## Exercise objective
Every line of the records that contains the string "worker" counts once; give the total and nothing else.

## Web page and app entries

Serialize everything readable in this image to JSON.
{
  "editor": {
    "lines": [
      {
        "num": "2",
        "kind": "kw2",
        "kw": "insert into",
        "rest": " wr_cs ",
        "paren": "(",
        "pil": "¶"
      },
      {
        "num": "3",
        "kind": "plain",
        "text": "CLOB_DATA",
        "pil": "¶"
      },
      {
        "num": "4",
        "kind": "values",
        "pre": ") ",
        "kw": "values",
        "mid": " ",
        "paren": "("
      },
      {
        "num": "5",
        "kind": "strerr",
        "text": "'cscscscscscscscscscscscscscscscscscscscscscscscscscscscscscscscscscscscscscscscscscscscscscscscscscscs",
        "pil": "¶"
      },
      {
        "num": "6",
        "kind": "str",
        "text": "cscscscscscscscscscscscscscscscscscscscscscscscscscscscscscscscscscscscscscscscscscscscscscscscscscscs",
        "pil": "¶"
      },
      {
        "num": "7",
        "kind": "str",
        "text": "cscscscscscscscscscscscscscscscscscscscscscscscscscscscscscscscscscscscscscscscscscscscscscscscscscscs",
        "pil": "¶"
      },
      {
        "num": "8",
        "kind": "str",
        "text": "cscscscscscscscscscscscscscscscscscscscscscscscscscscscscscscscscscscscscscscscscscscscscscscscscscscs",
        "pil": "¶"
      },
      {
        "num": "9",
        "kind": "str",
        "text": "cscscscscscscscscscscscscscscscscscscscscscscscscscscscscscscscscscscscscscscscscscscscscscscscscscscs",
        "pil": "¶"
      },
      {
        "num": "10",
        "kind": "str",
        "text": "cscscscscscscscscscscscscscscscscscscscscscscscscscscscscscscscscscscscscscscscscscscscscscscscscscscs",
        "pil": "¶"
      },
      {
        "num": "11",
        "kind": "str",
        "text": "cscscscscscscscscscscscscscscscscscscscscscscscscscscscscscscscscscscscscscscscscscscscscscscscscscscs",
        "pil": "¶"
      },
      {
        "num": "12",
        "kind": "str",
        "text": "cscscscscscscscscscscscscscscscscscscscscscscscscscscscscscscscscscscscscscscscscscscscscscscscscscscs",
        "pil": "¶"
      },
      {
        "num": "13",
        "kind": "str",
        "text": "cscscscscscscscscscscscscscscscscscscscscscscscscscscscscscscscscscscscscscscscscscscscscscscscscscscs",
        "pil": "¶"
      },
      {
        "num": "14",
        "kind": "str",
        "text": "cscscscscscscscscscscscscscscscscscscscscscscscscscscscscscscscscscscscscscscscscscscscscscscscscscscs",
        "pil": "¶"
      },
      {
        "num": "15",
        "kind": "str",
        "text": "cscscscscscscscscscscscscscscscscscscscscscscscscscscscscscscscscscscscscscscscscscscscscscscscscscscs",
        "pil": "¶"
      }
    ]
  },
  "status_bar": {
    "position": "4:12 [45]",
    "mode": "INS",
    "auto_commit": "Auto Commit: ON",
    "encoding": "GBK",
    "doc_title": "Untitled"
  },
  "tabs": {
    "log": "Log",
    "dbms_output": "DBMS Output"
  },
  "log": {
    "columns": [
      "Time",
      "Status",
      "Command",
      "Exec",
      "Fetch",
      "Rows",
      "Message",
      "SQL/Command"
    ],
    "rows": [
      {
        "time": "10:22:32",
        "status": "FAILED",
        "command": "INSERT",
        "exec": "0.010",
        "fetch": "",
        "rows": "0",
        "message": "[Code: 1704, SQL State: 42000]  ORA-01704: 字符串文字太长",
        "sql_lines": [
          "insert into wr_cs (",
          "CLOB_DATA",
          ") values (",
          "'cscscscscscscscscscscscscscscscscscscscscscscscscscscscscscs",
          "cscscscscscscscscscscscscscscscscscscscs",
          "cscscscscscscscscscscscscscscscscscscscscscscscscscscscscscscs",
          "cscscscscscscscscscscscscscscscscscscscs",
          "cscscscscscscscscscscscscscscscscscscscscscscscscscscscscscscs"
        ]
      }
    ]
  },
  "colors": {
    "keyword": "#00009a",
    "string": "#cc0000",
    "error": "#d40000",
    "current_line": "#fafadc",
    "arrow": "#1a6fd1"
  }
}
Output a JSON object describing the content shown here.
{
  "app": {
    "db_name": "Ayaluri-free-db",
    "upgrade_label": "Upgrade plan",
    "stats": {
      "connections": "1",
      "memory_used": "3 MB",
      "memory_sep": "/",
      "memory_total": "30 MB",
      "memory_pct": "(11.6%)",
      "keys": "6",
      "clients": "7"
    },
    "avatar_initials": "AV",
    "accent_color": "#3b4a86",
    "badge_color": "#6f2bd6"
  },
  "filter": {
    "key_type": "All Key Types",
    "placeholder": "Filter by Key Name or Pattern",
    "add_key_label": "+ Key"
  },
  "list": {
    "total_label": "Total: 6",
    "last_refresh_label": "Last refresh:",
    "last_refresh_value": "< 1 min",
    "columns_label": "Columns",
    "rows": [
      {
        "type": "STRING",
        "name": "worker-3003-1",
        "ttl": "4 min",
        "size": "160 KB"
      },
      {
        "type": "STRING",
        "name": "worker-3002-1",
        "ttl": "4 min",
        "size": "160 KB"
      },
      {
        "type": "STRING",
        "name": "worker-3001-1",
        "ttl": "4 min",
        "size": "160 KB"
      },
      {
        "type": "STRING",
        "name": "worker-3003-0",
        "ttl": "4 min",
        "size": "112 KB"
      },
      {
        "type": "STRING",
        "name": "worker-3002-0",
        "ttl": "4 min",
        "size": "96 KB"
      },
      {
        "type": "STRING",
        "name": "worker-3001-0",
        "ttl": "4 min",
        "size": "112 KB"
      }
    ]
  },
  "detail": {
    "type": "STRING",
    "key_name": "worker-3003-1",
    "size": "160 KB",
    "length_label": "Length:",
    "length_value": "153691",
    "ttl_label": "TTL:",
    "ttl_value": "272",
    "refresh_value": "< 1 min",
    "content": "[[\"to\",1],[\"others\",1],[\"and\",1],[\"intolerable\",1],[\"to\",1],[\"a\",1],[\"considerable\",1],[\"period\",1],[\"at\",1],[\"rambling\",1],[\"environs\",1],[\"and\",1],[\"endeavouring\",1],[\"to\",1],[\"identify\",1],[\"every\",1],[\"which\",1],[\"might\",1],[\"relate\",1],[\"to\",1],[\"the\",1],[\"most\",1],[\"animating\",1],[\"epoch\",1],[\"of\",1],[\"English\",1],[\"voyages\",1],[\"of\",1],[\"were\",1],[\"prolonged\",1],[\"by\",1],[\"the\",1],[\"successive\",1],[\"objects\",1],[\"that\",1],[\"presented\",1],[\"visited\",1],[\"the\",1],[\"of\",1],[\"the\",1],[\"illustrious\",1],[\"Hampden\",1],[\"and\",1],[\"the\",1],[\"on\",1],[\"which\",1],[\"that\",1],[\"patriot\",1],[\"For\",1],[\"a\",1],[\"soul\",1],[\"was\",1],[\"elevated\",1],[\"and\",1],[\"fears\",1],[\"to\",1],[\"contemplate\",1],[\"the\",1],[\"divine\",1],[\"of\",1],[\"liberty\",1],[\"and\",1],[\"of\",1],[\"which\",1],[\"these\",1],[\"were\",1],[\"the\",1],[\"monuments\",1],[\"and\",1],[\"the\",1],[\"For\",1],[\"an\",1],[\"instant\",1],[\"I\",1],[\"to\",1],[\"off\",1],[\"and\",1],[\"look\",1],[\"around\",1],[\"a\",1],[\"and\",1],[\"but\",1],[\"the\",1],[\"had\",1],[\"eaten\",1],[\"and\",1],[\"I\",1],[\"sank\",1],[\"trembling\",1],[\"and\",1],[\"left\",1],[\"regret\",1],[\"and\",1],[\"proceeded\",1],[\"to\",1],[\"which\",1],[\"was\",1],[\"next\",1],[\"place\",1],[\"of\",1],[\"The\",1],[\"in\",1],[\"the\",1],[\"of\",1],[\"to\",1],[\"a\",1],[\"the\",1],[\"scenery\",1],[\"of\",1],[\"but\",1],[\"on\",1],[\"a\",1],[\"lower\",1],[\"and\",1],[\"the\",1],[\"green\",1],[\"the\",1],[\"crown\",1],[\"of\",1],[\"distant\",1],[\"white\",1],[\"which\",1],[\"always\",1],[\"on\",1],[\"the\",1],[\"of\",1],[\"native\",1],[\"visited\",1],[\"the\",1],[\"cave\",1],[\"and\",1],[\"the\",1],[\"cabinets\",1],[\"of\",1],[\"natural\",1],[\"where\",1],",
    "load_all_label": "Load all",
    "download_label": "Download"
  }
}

## Solution for this task
7